Knowing the early blood poisoning signs and symptoms are essential to immediately act on it and prevent other alarming results or complications. Many of these are commonly seen in patients who are diagnosed with flu, but if you recently underwent surgery or have been treated from wound infection then it is essential to seek immediate help as it could be sepsis or blood poisoning. Below are the early blood poisoning symptoms.
- High or moderate fever
- Severe body weakness
- Fast breathing
- Increased palpitations or heart rate
- Skin paleness

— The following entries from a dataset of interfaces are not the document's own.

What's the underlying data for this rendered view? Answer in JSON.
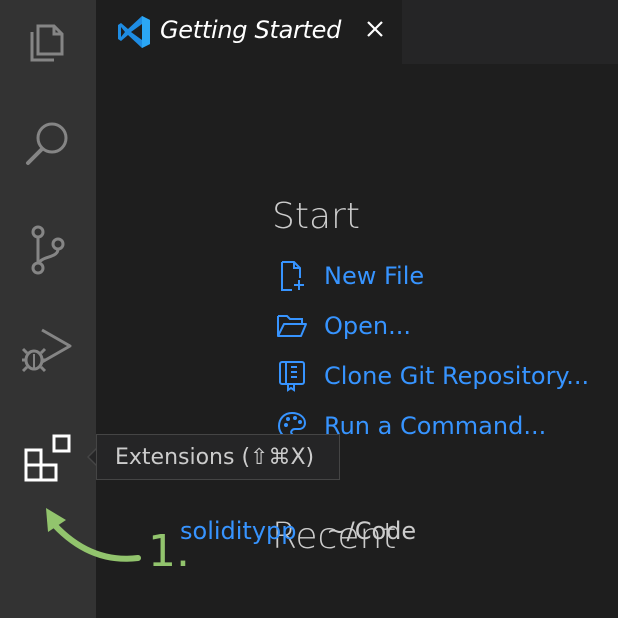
{
  "activity_bar": {
    "items": [
      {
        "name": "explorer",
        "icon": "files-icon"
      },
      {
        "name": "search",
        "icon": "search-icon"
      },
      {
        "name": "source-control",
        "icon": "source-control-icon"
      },
      {
        "name": "run-debug",
        "icon": "run-debug-icon"
      },
      {
        "name": "extensions",
        "icon": "extensions-icon"
      }
    ]
  },
  "tab": {
    "title": "Getting Started",
    "logo_icon": "vscode-logo-icon",
    "close_icon": "close-icon"
  },
  "start": {
    "title": "Start",
    "items": [
      {
        "label": "New File",
        "icon": "new-file-icon"
      },
      {
        "label": "Open...",
        "icon": "folder-open-icon"
      },
      {
        "label": "Clone Git Repository...",
        "icon": "repo-clone-icon"
      },
      {
        "label": "Run a Command...",
        "icon": "palette-icon"
      }
    ]
  },
  "recent": {
    "title": "Recent",
    "items": [
      {
        "name": "soliditypp",
        "path": "~/Code"
      }
    ]
  },
  "tooltip": {
    "text": "Extensions (⇧⌘X)"
  },
  "annotation": {
    "label": "1.",
    "color": "#92c46d"
  },
  "colors": {
    "link": "#3794ff",
    "activity_bar_bg": "#333333",
    "editor_bg": "#1e1e1e",
    "icon_inactive": "#858585",
    "icon_active": "#ffffff"
  }
}
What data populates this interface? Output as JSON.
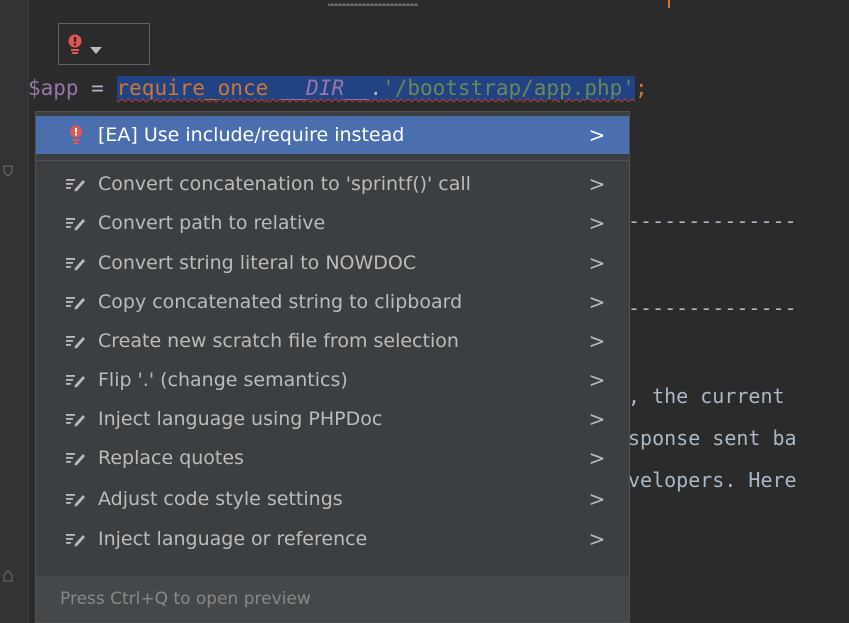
{
  "editor": {
    "code_tokens": [
      {
        "cls": "tok-var",
        "text": "$app"
      },
      {
        "cls": "tok-op",
        "text": " = "
      },
      {
        "cls": "tok-sel tok-kw",
        "text": "require_once"
      },
      {
        "cls": "tok-sel",
        "text": " "
      },
      {
        "cls": "tok-sel tok-const",
        "text": "__DIR__"
      },
      {
        "cls": "tok-sel tok-op",
        "text": "."
      },
      {
        "cls": "tok-sel tok-str",
        "text": "'/bootstrap/app.php'"
      },
      {
        "cls": "tok-semi",
        "text": ";"
      }
    ],
    "bg_lines": [
      "--------------",
      "--------------",
      ", the current",
      "sponse sent ba",
      "velopers. Here"
    ]
  },
  "intention_menu": {
    "items": [
      {
        "label": "[EA] Use include/require instead",
        "icon": "bulb-red-icon",
        "selected": true
      },
      {
        "label": "Convert concatenation to 'sprintf()' call",
        "icon": "intention-pencil-icon"
      },
      {
        "label": "Convert path to relative",
        "icon": "intention-pencil-icon"
      },
      {
        "label": "Convert string literal to NOWDOC",
        "icon": "intention-pencil-icon"
      },
      {
        "label": "Copy concatenated string to clipboard",
        "icon": "intention-pencil-icon"
      },
      {
        "label": "Create new scratch file from selection",
        "icon": "intention-pencil-icon"
      },
      {
        "label": "Flip '.' (change semantics)",
        "icon": "intention-pencil-icon"
      },
      {
        "label": "Inject language using PHPDoc",
        "icon": "intention-pencil-icon"
      },
      {
        "label": "Replace quotes",
        "icon": "intention-pencil-icon"
      },
      {
        "label": "Adjust code style settings",
        "icon": "intention-pencil-icon"
      },
      {
        "label": "Inject language or reference",
        "icon": "intention-pencil-icon"
      }
    ],
    "submenu_arrow": ">",
    "footer": "Press Ctrl+Q to open preview"
  },
  "colors": {
    "editor_bg": "#2b2b2b",
    "popup_bg": "#3c3f41",
    "selection": "#4b6eaf",
    "bulb_red": "#e05555"
  }
}
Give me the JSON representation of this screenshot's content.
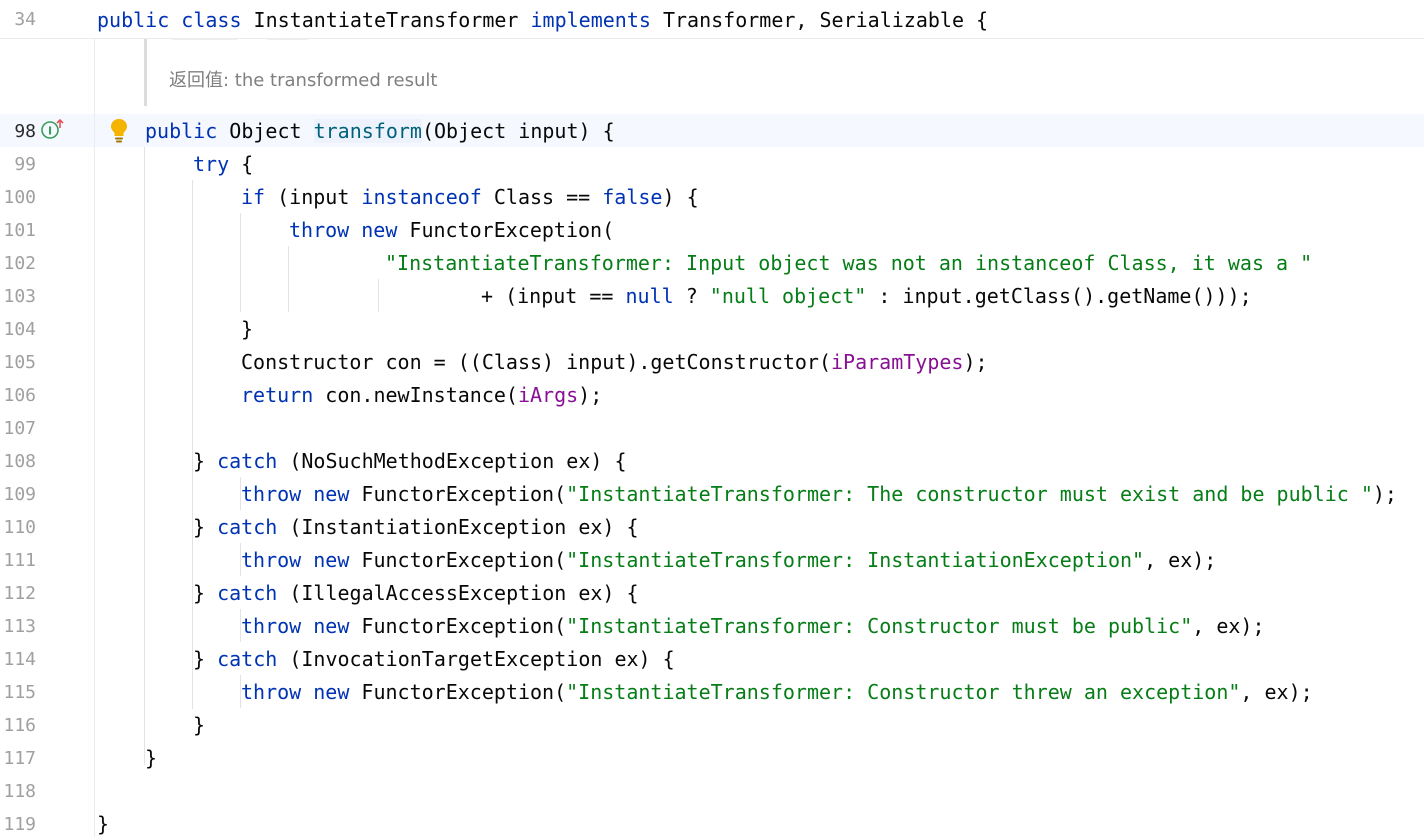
{
  "editor": {
    "sticky": {
      "line_number": "34",
      "tokens": [
        {
          "text": "public class ",
          "cls": "kw"
        },
        {
          "text": "InstantiateTransformer ",
          "cls": ""
        },
        {
          "text": "implements ",
          "cls": "kw"
        },
        {
          "text": "Transformer, Serializable {",
          "cls": ""
        }
      ]
    },
    "doc_comment": {
      "returns_text": "返回值: the transformed result"
    },
    "icons": {
      "gutter_marker": "implements-method-icon",
      "intention": "lightbulb-icon"
    },
    "colors": {
      "keyword": "#0033b3",
      "string": "#067d17",
      "field": "#871094",
      "method_declaration": "#00627a",
      "line_highlight": "#f5f8fe"
    },
    "lines": [
      {
        "number": "98",
        "indent": 1,
        "active": true,
        "tokens": [
          {
            "text": "public ",
            "cls": "kw"
          },
          {
            "text": "Object ",
            "cls": ""
          },
          {
            "text": "transform",
            "cls": "fn-decl"
          },
          {
            "text": "(Object input) {",
            "cls": ""
          }
        ]
      },
      {
        "number": "99",
        "indent": 2,
        "tokens": [
          {
            "text": "try",
            "cls": "kw"
          },
          {
            "text": " {",
            "cls": ""
          }
        ]
      },
      {
        "number": "100",
        "indent": 3,
        "tokens": [
          {
            "text": "if",
            "cls": "kw"
          },
          {
            "text": " (input ",
            "cls": ""
          },
          {
            "text": "instanceof",
            "cls": "kw"
          },
          {
            "text": " Class == ",
            "cls": ""
          },
          {
            "text": "false",
            "cls": "kw"
          },
          {
            "text": ") {",
            "cls": ""
          }
        ]
      },
      {
        "number": "101",
        "indent": 4,
        "tokens": [
          {
            "text": "throw new",
            "cls": "kw"
          },
          {
            "text": " FunctorException(",
            "cls": ""
          }
        ]
      },
      {
        "number": "102",
        "indent": 6,
        "tokens": [
          {
            "text": "\"InstantiateTransformer: Input object was not an instanceof Class, it was a \"",
            "cls": "str"
          }
        ]
      },
      {
        "number": "103",
        "indent": 8,
        "tokens": [
          {
            "text": "+ (input == ",
            "cls": ""
          },
          {
            "text": "null",
            "cls": "kw"
          },
          {
            "text": " ? ",
            "cls": ""
          },
          {
            "text": "\"null object\"",
            "cls": "str"
          },
          {
            "text": " : input.getClass().getName()));",
            "cls": ""
          }
        ]
      },
      {
        "number": "104",
        "indent": 3,
        "tokens": [
          {
            "text": "}",
            "cls": ""
          }
        ]
      },
      {
        "number": "105",
        "indent": 3,
        "tokens": [
          {
            "text": "Constructor con = ((Class) input).getConstructor(",
            "cls": ""
          },
          {
            "text": "iParamTypes",
            "cls": "fld"
          },
          {
            "text": ");",
            "cls": ""
          }
        ]
      },
      {
        "number": "106",
        "indent": 3,
        "tokens": [
          {
            "text": "return",
            "cls": "kw"
          },
          {
            "text": " con.newInstance(",
            "cls": ""
          },
          {
            "text": "iArgs",
            "cls": "fld"
          },
          {
            "text": ");",
            "cls": ""
          }
        ]
      },
      {
        "number": "107",
        "indent": 0,
        "tokens": []
      },
      {
        "number": "108",
        "indent": 2,
        "tokens": [
          {
            "text": "} ",
            "cls": ""
          },
          {
            "text": "catch",
            "cls": "kw"
          },
          {
            "text": " (NoSuchMethodException ex) {",
            "cls": ""
          }
        ]
      },
      {
        "number": "109",
        "indent": 3,
        "tokens": [
          {
            "text": "throw new",
            "cls": "kw"
          },
          {
            "text": " FunctorException(",
            "cls": ""
          },
          {
            "text": "\"InstantiateTransformer: The constructor must exist and be public \"",
            "cls": "str"
          },
          {
            "text": ");",
            "cls": ""
          }
        ]
      },
      {
        "number": "110",
        "indent": 2,
        "tokens": [
          {
            "text": "} ",
            "cls": ""
          },
          {
            "text": "catch",
            "cls": "kw"
          },
          {
            "text": " (InstantiationException ex) {",
            "cls": ""
          }
        ]
      },
      {
        "number": "111",
        "indent": 3,
        "tokens": [
          {
            "text": "throw new",
            "cls": "kw"
          },
          {
            "text": " FunctorException(",
            "cls": ""
          },
          {
            "text": "\"InstantiateTransformer: InstantiationException\"",
            "cls": "str"
          },
          {
            "text": ", ex);",
            "cls": ""
          }
        ]
      },
      {
        "number": "112",
        "indent": 2,
        "tokens": [
          {
            "text": "} ",
            "cls": ""
          },
          {
            "text": "catch",
            "cls": "kw"
          },
          {
            "text": " (IllegalAccessException ex) {",
            "cls": ""
          }
        ]
      },
      {
        "number": "113",
        "indent": 3,
        "tokens": [
          {
            "text": "throw new",
            "cls": "kw"
          },
          {
            "text": " FunctorException(",
            "cls": ""
          },
          {
            "text": "\"InstantiateTransformer: Constructor must be public\"",
            "cls": "str"
          },
          {
            "text": ", ex);",
            "cls": ""
          }
        ]
      },
      {
        "number": "114",
        "indent": 2,
        "tokens": [
          {
            "text": "} ",
            "cls": ""
          },
          {
            "text": "catch",
            "cls": "kw"
          },
          {
            "text": " (InvocationTargetException ex) {",
            "cls": ""
          }
        ]
      },
      {
        "number": "115",
        "indent": 3,
        "tokens": [
          {
            "text": "throw new",
            "cls": "kw"
          },
          {
            "text": " FunctorException(",
            "cls": ""
          },
          {
            "text": "\"InstantiateTransformer: Constructor threw an exception\"",
            "cls": "str"
          },
          {
            "text": ", ex);",
            "cls": ""
          }
        ]
      },
      {
        "number": "116",
        "indent": 2,
        "tokens": [
          {
            "text": "}",
            "cls": ""
          }
        ]
      },
      {
        "number": "117",
        "indent": 1,
        "tokens": [
          {
            "text": "}",
            "cls": ""
          }
        ]
      },
      {
        "number": "118",
        "indent": 0,
        "tokens": []
      },
      {
        "number": "119",
        "indent": 0,
        "tokens": [
          {
            "text": "}",
            "cls": ""
          }
        ]
      }
    ]
  }
}
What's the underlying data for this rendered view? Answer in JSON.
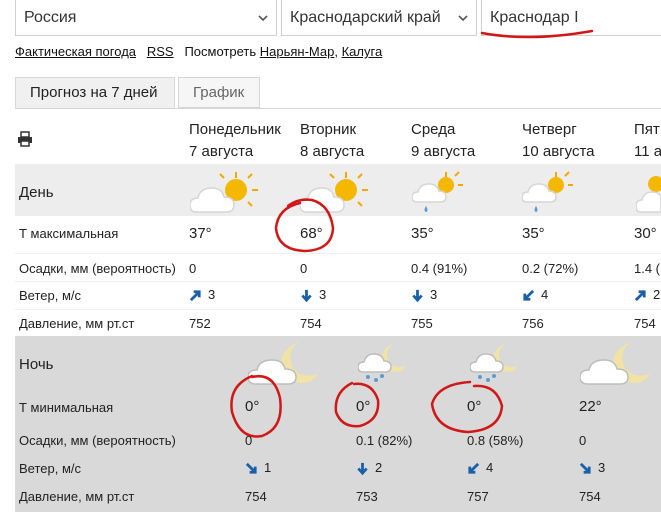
{
  "selects": [
    {
      "value": "Россия"
    },
    {
      "value": "Краснодарский край"
    },
    {
      "value": "Краснодар I"
    }
  ],
  "links": {
    "fact": "Фактическая погода",
    "rss": "RSS",
    "view_label": "Посмотреть",
    "city1": "Нарьян-Мар",
    "comma": ",",
    "city2": "Калуга"
  },
  "tabs": [
    {
      "label": "Прогноз на 7 дней",
      "active": true
    },
    {
      "label": "График",
      "active": false
    }
  ],
  "days": [
    {
      "name": "Понедельник",
      "date": "7 августа"
    },
    {
      "name": "Вторник",
      "date": "8 августа"
    },
    {
      "name": "Среда",
      "date": "9 августа"
    },
    {
      "name": "Четверг",
      "date": "10 августа"
    },
    {
      "name": "Пят",
      "date": "11 а"
    }
  ],
  "day_section": {
    "title": "День",
    "icons": [
      "sun-cloud-icon",
      "sun-cloud-icon",
      "sun-cloud-rain-icon",
      "sun-cloud-rain-icon",
      "sun-cloud-icon"
    ],
    "labels": {
      "tmax": "Т максимальная",
      "precip": "Осадки, мм (вероятность)",
      "wind": "Ветер, м/с",
      "pressure": "Давление, мм рт.ст"
    },
    "tmax": [
      "37°",
      "68°",
      "35°",
      "35°",
      "30°"
    ],
    "precip": [
      "0",
      "0",
      "0.4 (91%)",
      "0.2 (72%)",
      "1.4 ("
    ],
    "wind": [
      {
        "value": "3",
        "dir": "northeast"
      },
      {
        "value": "3",
        "dir": "south"
      },
      {
        "value": "3",
        "dir": "south"
      },
      {
        "value": "4",
        "dir": "southwest"
      },
      {
        "value": "2",
        "dir": "northeast"
      }
    ],
    "pressure": [
      "752",
      "754",
      "755",
      "756",
      "754"
    ]
  },
  "night_section": {
    "title": "Ночь",
    "icons": [
      "moon-cloud-icon",
      "moon-cloud-snow-icon",
      "moon-cloud-snow-icon",
      "moon-cloud-icon"
    ],
    "labels": {
      "tmin": "Т минимальная",
      "precip": "Осадки, мм (вероятность)",
      "wind": "Ветер, м/с",
      "pressure": "Давление, мм рт.ст"
    },
    "tmin": [
      "0°",
      "0°",
      "0°",
      "22°"
    ],
    "precip": [
      "0",
      "0.1 (82%)",
      "0.8 (58%)",
      "0"
    ],
    "wind": [
      {
        "value": "1",
        "dir": "southeast"
      },
      {
        "value": "2",
        "dir": "south"
      },
      {
        "value": "4",
        "dir": "southwest"
      },
      {
        "value": "3",
        "dir": "southeast"
      }
    ],
    "pressure": [
      "754",
      "753",
      "757",
      "754"
    ]
  },
  "colors": {
    "accent": "#1a5fa8",
    "annotation": "#d01818",
    "sun": "#f5b800"
  }
}
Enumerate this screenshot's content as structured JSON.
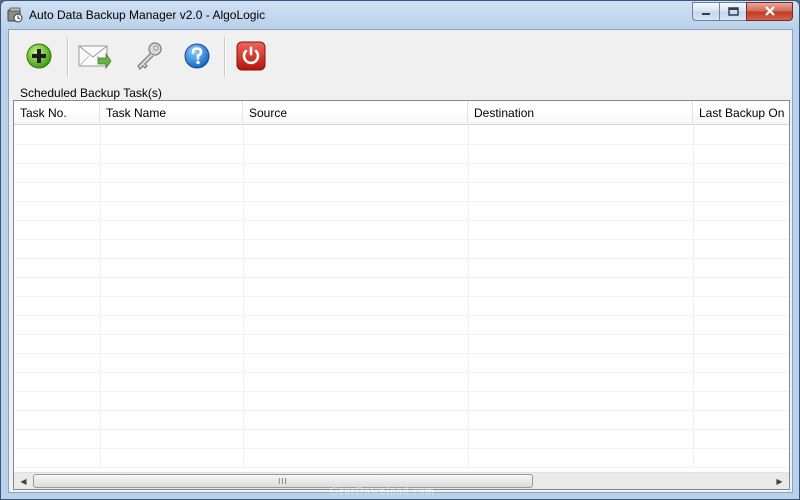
{
  "window": {
    "title": "Auto Data Backup Manager v2.0 - AlgoLogic",
    "icon": "backup-app-icon"
  },
  "caption_buttons": [
    {
      "name": "minimize",
      "icon": "minimize-icon"
    },
    {
      "name": "maximize",
      "icon": "maximize-icon"
    },
    {
      "name": "close",
      "icon": "close-icon"
    }
  ],
  "toolbar": {
    "buttons": [
      {
        "name": "add-task",
        "icon": "plus-circle-icon",
        "color": "#4caf1e"
      },
      {
        "name": "email",
        "icon": "envelope-arrow-icon",
        "color": "#6ab04c"
      },
      {
        "name": "register",
        "icon": "key-icon",
        "color": "#9a9a9a"
      },
      {
        "name": "help",
        "icon": "question-icon",
        "color": "#2b7bd6"
      },
      {
        "name": "exit",
        "icon": "power-icon",
        "color": "#d22a1e"
      }
    ]
  },
  "tasks_group": {
    "label": "Scheduled Backup Task(s)",
    "columns": [
      "Task No.",
      "Task Name",
      "Source",
      "Destination",
      "Last Backup On"
    ],
    "rows": []
  },
  "scrollbar": {
    "thumb_grip": "III"
  },
  "watermark": "GearDownload.com"
}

These are just among the early signs of the blood bacterial infection. If left untreated, it could lead to life-threatening symptoms such as confusion, skin bruises, shock, no or low production of urine and organ failure. Once organ failure starts to happen, patients who are having blood poisoning can also experience respiratory distress syndrome. If not immediately addressed, the condition can worsen can result to septic shock and death.
How to Diagnose Blood Poisoning?
Self-diagnosing of this medical condition can be a little tricky as its symptoms are similar to other illnesses. This is why it is highly recommended that at the onset of the symptoms, medical professionals’ assistance should be immediately asked. Diagnosis of septicemia includes blood pressure and body temperature checking. Once done and if a patient is suspected to be having this condition, other tests will be conducted by the doctor. These tests include those that are to identify the blood oxygen levels, blood count and clotting factor. Other tests that could be done are blood culture, urine culture, chest X-ray, kidney function and electrolyte level. To detect the functioning of our body organs and prevent these from failure, doctors will recommend several imaging tests such as X-ray, MRI scan, ultrasound as well as CT scan. By doing these tests, bacteria can be immediately detected and acted upon. This will help the doctors assess the best antibiotic and line of treatment to implement.
What Are the Different Blood Poisoning Treatments?
As the infection occurs in the blood, urgent treatments are to be done as the condition can spread to the heart and the other body tissues. These will prevent the patient from going into shock which is a serious complication of blood poisoning and is characterized by paleness, shallow breathing, low blood pressure and unconsciousness.
To treat the blood infection, then having a stable blood pressure is important as detecting blood clots can cause life threatening situations to patients who are immobilized. The common treatments for blood poisoning are hydration, application of antibiotics and the intake of vasopressors. However, mechanical ventilation and dialysis may also be recommended if dysfunction in the different organs is found in the patient.
Long-term Treatment of Patients Diagnosed with Blood Poisoning
A medical report released by Mayo Clinic found that once a patient who is suffering from blood poisoning got into septic shock, the mortality rate is said to be 50 per cent despite successful early treatment of the condition. In addition to this, the risk for having future infections related to this is also high. So the bottom line here is that once you have been detected with severe sepsis, even if you have survived it, then you need to be always on guard as you are now prone to other serious conditions such as blood clots, gangrene or tissue death as well as organ failure.
In this regard, the statement prevention is better than cure appears to be true to patients with blood poisoning as it is really serious and could be fatal to us. Among the preventive measures to save yourself from the infection are proper wound cleaning and not going to places with lots of fungi, viruses or bacteria. When prescribed with antibiotics, recommended dosage and time of intake should also be followed to prevent oneself from being resistant to treatments in the future.